(RECORDS)

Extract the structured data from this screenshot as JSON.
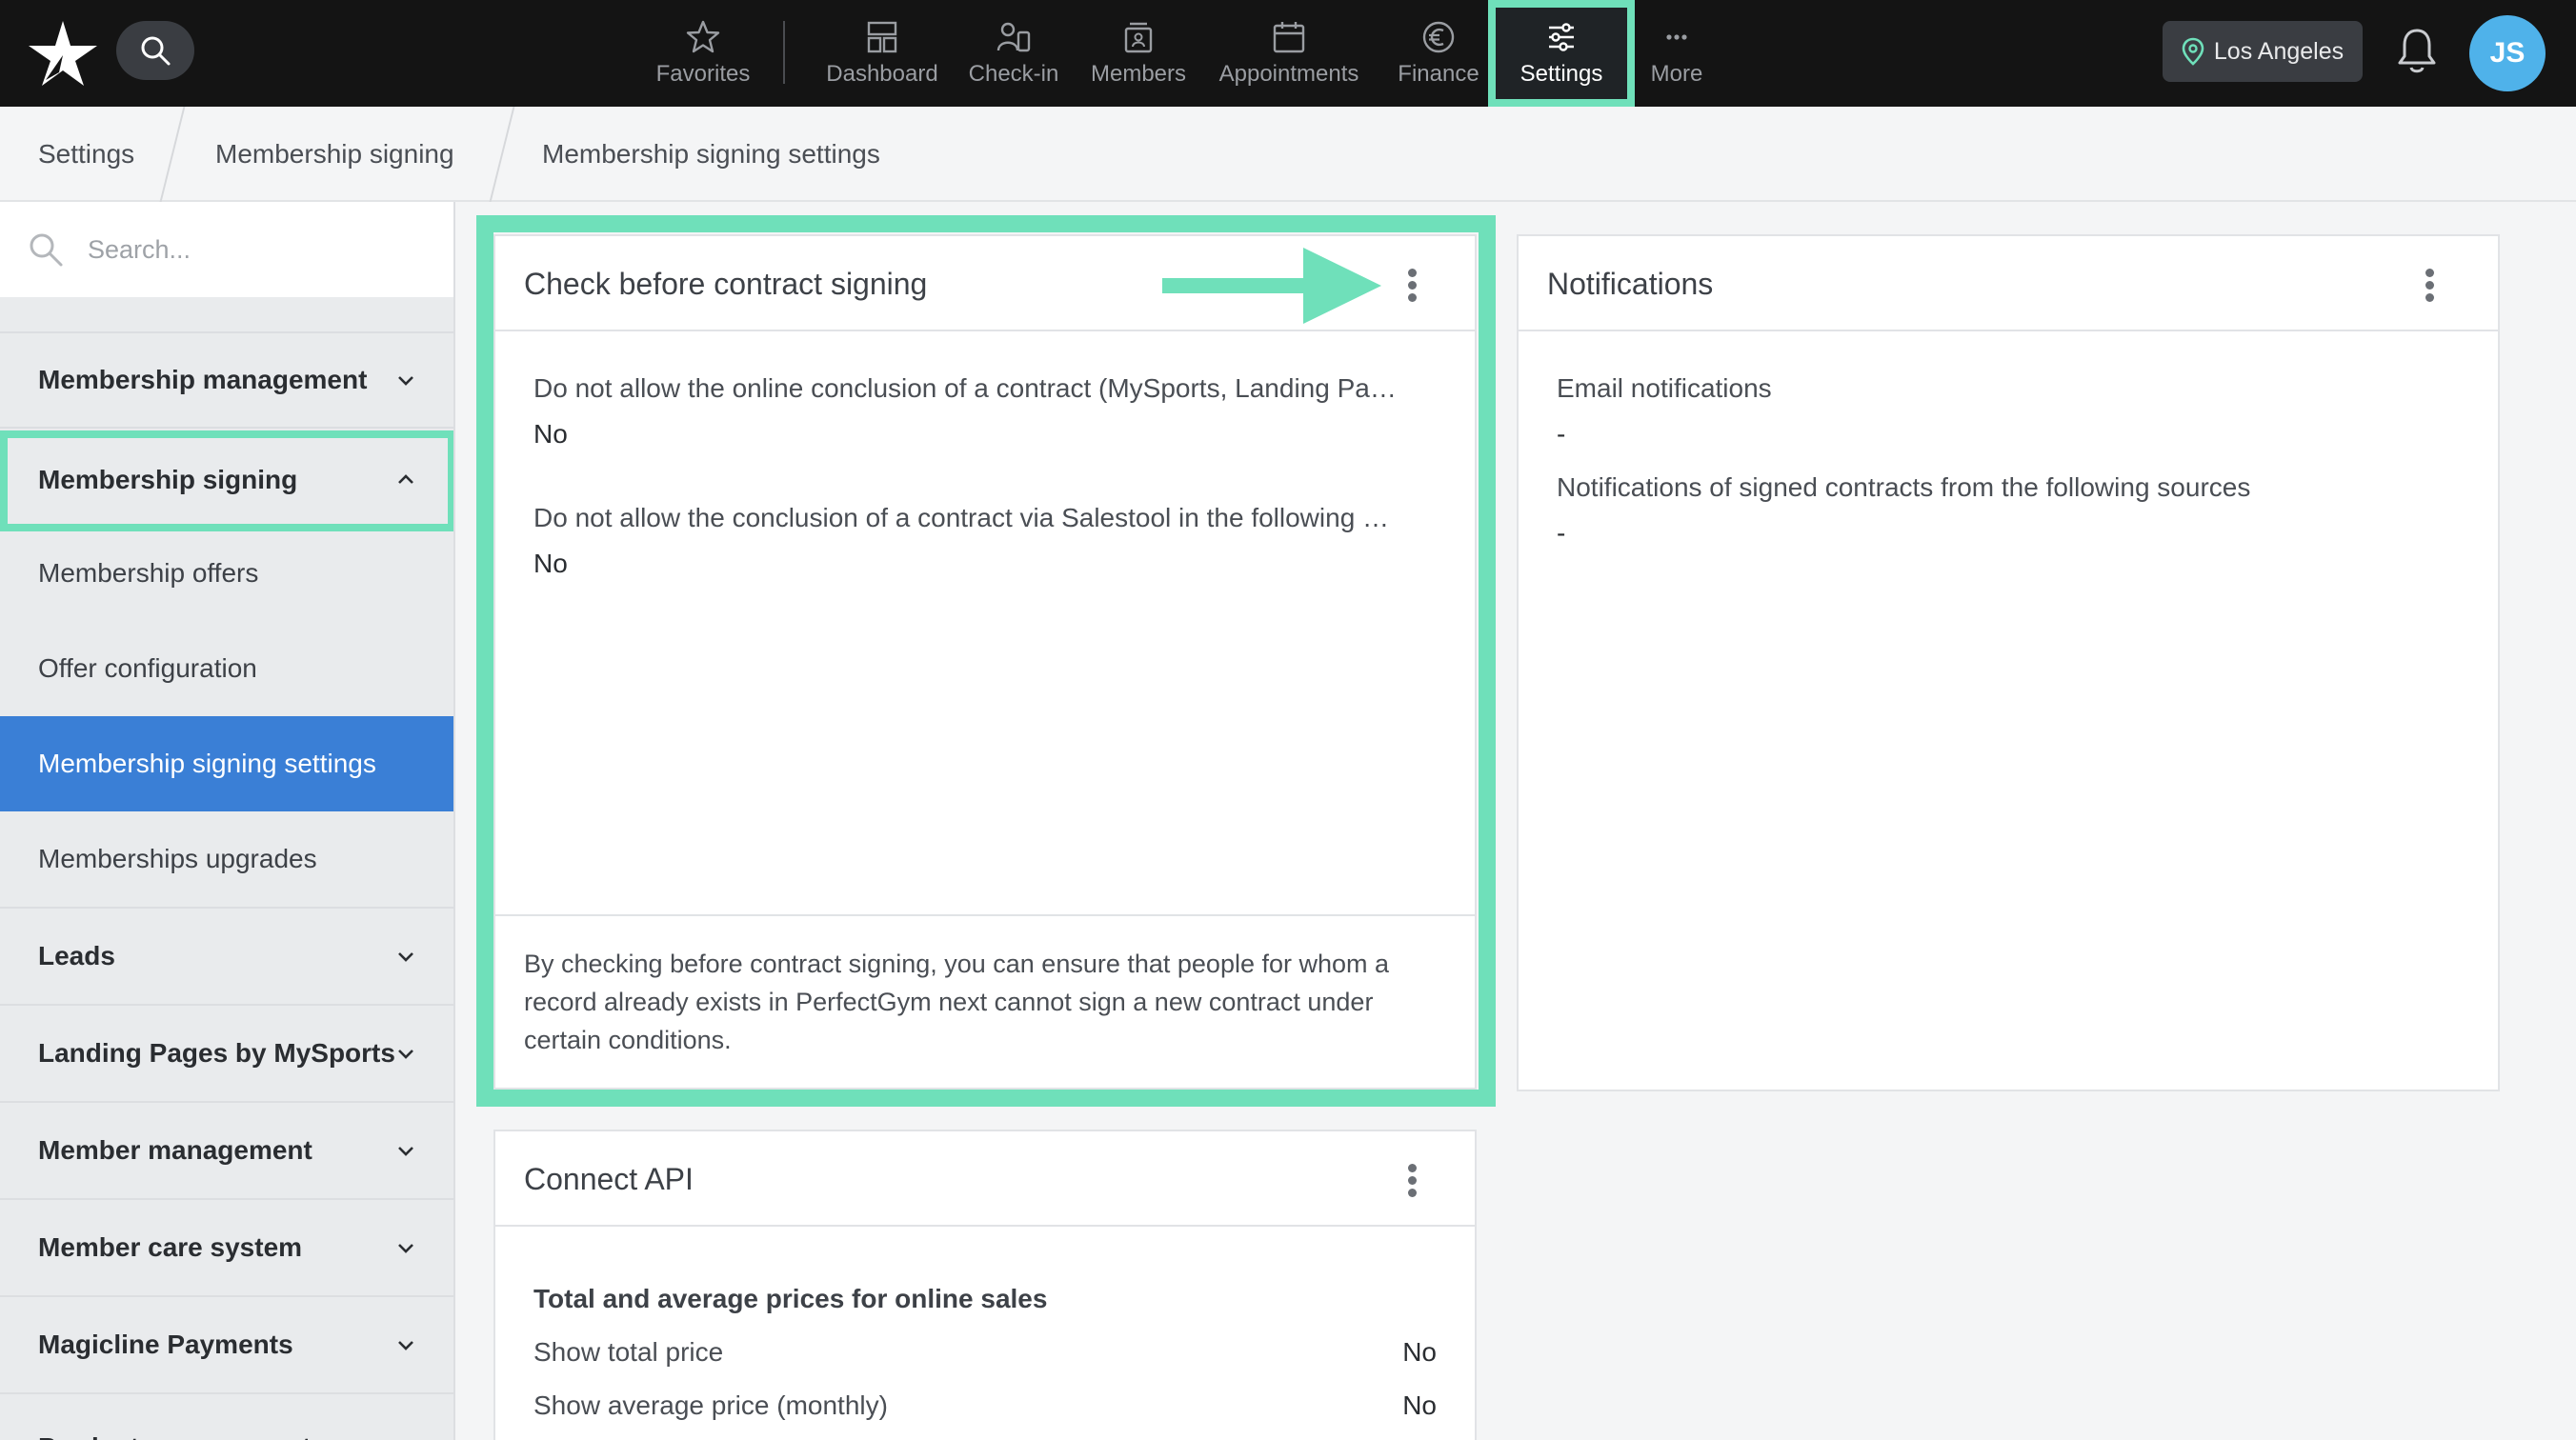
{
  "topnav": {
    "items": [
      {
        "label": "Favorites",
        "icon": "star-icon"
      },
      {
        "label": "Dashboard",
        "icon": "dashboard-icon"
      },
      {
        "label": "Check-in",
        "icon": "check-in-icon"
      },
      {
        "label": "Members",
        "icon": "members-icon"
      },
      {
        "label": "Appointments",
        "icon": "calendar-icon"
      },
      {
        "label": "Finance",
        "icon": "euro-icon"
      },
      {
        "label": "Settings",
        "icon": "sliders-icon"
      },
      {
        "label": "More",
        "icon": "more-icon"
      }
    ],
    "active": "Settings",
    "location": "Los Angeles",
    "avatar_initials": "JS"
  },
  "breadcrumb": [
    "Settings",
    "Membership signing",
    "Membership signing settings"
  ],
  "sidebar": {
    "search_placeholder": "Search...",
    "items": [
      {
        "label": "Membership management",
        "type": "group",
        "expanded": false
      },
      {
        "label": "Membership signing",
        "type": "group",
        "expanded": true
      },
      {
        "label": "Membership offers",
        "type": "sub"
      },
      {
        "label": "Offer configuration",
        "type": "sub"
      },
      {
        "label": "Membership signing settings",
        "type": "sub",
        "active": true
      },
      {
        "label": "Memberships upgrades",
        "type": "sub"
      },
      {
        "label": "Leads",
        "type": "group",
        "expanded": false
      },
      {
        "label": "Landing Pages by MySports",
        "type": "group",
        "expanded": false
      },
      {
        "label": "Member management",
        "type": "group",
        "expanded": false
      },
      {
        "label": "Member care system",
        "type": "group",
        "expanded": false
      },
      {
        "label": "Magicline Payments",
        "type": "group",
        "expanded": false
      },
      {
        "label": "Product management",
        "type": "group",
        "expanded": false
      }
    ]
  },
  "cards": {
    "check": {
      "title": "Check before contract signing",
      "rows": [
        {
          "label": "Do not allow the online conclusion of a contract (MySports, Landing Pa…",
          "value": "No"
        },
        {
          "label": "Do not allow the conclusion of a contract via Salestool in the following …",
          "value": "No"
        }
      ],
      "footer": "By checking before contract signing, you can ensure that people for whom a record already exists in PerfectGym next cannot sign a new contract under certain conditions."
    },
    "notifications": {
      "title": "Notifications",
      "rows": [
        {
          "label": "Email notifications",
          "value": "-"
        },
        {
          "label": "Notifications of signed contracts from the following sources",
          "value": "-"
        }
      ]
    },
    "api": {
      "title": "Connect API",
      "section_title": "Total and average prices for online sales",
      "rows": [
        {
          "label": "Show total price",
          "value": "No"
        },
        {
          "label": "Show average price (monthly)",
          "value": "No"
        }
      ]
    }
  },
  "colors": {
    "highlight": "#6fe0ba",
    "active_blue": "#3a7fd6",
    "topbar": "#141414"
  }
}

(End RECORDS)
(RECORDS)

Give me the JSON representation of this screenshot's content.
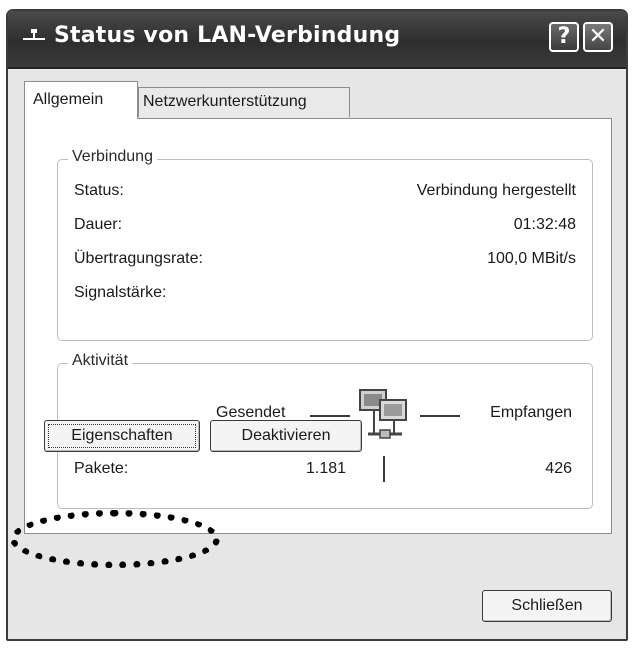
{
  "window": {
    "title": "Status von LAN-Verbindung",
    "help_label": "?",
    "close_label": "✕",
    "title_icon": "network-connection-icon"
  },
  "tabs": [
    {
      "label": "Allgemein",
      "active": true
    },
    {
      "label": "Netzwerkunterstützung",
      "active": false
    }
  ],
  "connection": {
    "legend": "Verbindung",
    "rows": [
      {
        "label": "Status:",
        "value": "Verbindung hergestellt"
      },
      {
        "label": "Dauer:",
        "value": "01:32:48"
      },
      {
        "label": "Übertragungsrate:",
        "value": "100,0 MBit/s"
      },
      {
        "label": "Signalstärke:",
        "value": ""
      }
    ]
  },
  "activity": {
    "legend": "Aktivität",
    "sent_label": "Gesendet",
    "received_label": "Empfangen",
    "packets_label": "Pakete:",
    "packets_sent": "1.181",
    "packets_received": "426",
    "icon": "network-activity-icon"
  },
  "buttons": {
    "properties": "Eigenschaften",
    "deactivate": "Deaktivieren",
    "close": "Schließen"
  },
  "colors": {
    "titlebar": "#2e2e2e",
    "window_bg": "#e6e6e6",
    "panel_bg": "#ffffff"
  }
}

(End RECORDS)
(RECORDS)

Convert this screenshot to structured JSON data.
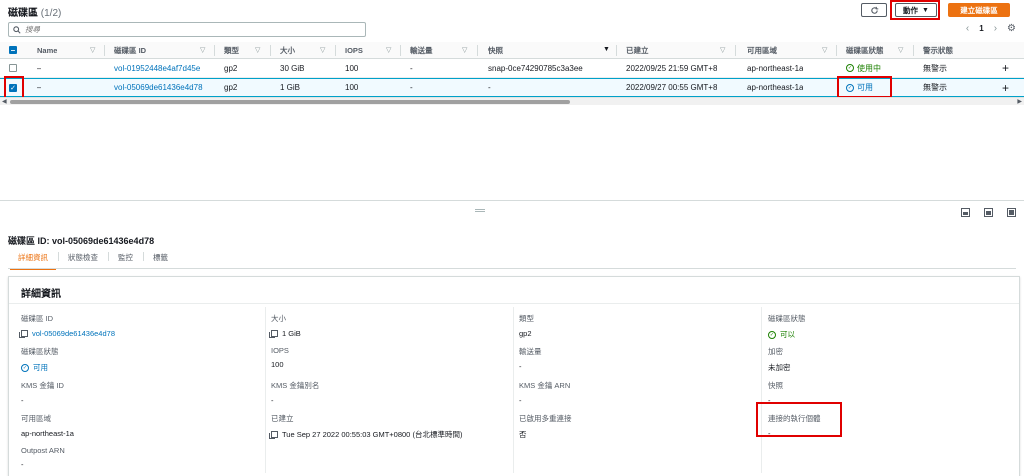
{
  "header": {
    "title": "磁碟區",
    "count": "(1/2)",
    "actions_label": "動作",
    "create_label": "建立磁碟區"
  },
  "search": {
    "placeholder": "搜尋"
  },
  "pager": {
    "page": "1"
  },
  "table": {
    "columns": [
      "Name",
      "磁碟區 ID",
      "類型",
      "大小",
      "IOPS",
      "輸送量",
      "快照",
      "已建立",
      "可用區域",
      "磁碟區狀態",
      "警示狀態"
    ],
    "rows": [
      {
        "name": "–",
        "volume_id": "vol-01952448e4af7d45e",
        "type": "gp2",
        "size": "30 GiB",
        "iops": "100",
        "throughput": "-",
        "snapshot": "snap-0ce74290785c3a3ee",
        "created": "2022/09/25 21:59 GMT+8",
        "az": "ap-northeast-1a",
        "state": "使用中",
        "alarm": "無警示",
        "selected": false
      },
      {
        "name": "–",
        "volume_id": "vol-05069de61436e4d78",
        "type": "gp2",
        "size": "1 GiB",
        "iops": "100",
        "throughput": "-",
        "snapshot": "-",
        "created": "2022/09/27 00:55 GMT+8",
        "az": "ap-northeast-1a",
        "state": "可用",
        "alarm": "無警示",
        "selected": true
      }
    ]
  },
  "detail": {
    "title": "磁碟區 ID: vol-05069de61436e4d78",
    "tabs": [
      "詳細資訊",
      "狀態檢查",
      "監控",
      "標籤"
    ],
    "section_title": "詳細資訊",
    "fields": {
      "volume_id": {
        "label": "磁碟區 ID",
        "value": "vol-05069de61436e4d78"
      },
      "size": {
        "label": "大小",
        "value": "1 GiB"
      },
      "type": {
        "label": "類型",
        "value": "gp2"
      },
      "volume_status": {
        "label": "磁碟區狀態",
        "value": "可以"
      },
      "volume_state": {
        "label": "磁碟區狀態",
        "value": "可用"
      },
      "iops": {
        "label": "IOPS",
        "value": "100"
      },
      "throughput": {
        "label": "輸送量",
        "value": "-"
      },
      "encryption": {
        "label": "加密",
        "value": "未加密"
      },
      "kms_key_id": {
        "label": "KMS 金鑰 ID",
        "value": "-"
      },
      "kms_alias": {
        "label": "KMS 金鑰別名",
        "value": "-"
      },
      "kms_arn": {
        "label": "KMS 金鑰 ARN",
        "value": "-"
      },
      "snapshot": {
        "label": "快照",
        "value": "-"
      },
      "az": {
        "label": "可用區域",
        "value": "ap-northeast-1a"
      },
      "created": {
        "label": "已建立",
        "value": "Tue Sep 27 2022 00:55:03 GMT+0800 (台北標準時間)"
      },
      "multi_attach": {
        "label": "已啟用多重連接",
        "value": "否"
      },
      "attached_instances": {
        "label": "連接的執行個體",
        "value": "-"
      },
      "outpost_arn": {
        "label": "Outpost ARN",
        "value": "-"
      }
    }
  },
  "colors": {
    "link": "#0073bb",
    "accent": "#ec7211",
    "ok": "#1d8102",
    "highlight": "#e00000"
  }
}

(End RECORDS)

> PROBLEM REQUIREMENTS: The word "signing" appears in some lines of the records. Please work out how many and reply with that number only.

> PROBLEM SOLUTION: 6